### DATA IN THIS EXERCISE ###

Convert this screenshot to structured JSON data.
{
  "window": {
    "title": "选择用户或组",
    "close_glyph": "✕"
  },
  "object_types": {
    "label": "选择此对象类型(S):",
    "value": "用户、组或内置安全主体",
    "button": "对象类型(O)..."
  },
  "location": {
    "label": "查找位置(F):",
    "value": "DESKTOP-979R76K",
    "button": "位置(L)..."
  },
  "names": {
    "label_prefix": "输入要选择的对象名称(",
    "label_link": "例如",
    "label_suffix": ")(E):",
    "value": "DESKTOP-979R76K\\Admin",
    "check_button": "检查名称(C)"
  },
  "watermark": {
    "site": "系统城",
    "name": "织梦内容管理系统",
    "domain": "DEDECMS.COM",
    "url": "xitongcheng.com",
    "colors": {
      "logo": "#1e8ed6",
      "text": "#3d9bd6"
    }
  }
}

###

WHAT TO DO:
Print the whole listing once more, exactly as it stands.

OUTPUT FOR THIS TASK:
Convert this screenshot to structured JSON data.
{
  "window": {
    "title": "选择用户或组",
    "close_glyph": "✕"
  },
  "object_types": {
    "label": "选择此对象类型(S):",
    "value": "用户、组或内置安全主体",
    "button": "对象类型(O)..."
  },
  "location": {
    "label": "查找位置(F):",
    "value": "DESKTOP-979R76K",
    "button": "位置(L)..."
  },
  "names": {
    "label_prefix": "输入要选择的对象名称(",
    "label_link": "例如",
    "label_suffix": ")(E):",
    "value": "DESKTOP-979R76K\\Admin",
    "check_button": "检查名称(C)"
  },
  "watermark": {
    "site": "系统城",
    "name": "织梦内容管理系统",
    "domain": "DEDECMS.COM",
    "url": "xitongcheng.com",
    "colors": {
      "logo": "#1e8ed6",
      "text": "#3d9bd6"
    }
  }
}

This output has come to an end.